Become a member and get exclusive access to articles, live sessions and more!
Start Your Free Trial

Do Your Own Thing: The Dune Label

Janine Irons and Gary Crosby

One of the most poignant moments in Spike Lee’s seminal flick Do the Right Thing involves Mookie, the knuckleheaded but loveable lead character sitting across the table from the equally knuckleheaded but racist Pino. Both work at Bed-Stuy’s popular Sal’s Famous Pizzeria, but Pino has slightly more clout, because his father owns the joint. Frustrated by the absence of black stars on the restaurant’s dingy “Wall of Fame” of all-white celebrities, Mookie inquires why. Without bucking down to any PC rhetoric, Pino quips, “If you want to see blacks on the wall, build your own wall.”

The line came off caustic but nevertheless spoke the bitter truth about black America’s need for economic self-empowerment. Across the Atlantic, that famous scene resonated strongly with bassist and composer Gary Crosby, a black Brit, feeling disenfranchised from the U.K.’s jazz world. “That [scene in the movie] had a big effect on me,” he recalls. “Just build your own wall, and you can invite whomever you want-it’s simple as that.”

Start Your Free Trial to Continue Reading

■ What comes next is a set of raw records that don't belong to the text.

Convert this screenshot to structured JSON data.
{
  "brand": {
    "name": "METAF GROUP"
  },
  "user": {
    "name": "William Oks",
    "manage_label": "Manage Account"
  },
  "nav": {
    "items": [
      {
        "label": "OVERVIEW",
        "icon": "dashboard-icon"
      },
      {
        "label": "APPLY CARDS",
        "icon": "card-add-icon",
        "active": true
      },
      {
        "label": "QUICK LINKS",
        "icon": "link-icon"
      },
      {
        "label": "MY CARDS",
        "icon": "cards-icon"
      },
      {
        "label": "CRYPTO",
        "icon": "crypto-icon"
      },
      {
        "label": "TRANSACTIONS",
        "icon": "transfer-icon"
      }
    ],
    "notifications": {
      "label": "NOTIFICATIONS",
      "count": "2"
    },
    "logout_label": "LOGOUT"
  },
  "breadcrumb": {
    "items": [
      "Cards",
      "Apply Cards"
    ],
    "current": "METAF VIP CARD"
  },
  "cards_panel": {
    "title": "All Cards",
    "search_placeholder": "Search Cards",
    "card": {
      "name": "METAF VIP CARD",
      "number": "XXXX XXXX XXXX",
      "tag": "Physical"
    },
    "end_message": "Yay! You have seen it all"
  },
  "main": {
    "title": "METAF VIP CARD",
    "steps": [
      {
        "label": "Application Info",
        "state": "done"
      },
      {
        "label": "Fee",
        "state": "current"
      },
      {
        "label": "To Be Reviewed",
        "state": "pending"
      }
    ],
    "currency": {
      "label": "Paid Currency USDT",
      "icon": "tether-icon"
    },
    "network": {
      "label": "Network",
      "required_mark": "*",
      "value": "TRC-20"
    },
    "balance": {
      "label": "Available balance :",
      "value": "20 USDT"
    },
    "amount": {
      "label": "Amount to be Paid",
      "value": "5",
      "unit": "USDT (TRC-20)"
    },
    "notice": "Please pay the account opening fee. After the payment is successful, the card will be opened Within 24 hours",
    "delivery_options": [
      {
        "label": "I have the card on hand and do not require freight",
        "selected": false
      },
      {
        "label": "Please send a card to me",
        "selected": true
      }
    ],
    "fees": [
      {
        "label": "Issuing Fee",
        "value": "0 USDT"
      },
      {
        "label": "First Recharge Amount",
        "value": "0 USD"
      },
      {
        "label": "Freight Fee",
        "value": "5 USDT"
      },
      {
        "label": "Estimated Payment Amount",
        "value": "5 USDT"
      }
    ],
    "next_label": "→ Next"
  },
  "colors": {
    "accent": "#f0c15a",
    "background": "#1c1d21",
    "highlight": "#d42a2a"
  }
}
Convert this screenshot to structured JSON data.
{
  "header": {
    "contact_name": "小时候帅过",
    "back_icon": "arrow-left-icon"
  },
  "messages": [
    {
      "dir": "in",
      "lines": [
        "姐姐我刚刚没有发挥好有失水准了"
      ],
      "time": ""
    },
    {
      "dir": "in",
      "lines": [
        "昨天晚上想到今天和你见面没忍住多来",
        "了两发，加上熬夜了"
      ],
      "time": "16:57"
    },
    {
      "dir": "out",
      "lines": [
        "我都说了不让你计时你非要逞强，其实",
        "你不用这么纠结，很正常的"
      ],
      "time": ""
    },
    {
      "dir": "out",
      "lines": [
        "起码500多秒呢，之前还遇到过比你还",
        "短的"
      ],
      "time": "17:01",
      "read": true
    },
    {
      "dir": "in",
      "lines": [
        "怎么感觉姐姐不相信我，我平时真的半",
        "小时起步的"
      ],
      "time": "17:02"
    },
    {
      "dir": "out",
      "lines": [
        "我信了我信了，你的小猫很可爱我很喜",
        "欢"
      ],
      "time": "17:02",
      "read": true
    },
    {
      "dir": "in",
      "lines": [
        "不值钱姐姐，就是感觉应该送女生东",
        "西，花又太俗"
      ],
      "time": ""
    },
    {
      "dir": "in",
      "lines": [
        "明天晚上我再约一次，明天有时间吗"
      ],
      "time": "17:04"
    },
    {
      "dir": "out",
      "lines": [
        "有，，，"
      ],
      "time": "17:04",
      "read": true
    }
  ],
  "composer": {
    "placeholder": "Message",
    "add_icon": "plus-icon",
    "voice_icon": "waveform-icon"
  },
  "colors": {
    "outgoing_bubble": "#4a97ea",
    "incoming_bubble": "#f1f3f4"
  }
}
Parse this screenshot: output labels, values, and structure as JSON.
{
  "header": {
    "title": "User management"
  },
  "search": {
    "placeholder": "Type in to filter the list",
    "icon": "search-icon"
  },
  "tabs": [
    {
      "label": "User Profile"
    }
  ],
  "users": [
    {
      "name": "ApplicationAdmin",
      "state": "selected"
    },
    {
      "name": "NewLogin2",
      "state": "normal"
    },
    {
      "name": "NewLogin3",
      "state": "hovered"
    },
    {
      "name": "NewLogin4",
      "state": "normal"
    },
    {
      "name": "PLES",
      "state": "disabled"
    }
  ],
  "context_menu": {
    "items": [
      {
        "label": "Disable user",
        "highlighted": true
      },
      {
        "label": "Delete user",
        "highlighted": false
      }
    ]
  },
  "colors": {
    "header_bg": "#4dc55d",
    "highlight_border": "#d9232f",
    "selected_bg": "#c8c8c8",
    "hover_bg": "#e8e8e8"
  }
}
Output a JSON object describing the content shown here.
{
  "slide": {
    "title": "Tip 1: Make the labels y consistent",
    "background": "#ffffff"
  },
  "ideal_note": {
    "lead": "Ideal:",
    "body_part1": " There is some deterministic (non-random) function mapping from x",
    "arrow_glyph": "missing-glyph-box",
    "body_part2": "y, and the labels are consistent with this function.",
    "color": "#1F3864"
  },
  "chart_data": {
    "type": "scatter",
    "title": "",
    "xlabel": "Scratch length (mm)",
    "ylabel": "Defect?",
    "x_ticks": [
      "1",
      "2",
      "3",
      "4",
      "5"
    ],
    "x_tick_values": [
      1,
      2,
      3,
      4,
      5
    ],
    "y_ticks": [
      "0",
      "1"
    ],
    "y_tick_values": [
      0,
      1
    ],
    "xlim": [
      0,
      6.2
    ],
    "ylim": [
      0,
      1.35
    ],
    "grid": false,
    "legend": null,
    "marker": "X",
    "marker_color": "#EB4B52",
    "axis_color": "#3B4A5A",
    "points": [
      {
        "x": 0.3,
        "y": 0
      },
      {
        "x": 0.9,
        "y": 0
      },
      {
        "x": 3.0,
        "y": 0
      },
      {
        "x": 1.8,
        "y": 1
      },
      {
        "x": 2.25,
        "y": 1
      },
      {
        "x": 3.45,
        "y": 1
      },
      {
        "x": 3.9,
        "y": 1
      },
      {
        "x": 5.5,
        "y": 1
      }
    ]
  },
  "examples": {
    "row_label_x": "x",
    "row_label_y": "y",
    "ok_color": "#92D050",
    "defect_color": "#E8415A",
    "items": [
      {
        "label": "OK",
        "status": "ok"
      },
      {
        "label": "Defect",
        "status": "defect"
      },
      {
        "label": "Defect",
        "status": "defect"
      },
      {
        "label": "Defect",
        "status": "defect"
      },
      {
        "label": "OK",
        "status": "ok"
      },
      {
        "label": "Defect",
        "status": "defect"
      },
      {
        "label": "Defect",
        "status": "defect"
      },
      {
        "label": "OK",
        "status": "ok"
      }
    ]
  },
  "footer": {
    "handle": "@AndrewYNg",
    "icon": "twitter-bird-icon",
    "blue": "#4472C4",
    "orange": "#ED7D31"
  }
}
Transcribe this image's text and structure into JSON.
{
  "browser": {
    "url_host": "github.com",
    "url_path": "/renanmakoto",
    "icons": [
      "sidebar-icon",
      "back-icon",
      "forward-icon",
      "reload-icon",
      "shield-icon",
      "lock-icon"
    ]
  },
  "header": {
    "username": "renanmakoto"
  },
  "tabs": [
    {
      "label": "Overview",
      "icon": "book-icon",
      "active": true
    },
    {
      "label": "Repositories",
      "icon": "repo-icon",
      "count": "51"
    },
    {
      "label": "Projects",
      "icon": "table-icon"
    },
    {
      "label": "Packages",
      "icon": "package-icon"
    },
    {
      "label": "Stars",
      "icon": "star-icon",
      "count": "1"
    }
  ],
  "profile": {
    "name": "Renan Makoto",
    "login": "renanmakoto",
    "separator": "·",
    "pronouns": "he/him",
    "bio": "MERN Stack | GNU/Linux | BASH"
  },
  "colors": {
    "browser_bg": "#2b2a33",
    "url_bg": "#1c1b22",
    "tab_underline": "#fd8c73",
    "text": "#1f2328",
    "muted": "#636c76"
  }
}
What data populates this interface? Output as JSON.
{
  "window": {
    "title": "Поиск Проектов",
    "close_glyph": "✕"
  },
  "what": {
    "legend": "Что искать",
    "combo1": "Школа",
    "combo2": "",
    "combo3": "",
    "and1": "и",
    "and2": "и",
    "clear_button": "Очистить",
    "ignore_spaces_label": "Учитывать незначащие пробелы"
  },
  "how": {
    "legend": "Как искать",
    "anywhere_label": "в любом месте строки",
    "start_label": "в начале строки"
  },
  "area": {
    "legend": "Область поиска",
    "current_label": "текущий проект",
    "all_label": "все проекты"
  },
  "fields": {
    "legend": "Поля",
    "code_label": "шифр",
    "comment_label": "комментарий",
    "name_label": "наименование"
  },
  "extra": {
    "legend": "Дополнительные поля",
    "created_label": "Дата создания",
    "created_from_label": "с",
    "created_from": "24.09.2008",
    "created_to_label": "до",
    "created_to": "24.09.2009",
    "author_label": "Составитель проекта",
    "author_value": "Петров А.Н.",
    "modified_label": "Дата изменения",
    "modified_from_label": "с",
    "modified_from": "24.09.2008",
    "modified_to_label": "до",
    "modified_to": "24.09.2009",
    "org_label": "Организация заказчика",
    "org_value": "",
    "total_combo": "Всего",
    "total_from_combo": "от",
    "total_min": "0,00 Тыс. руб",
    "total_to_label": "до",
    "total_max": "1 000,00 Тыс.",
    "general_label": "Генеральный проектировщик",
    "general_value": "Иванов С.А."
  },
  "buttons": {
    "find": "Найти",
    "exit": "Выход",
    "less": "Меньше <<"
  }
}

Become a JazzTimes member to explore our complete archive of interviews, profiles, columns, and reviews written by music's best journalists and critics.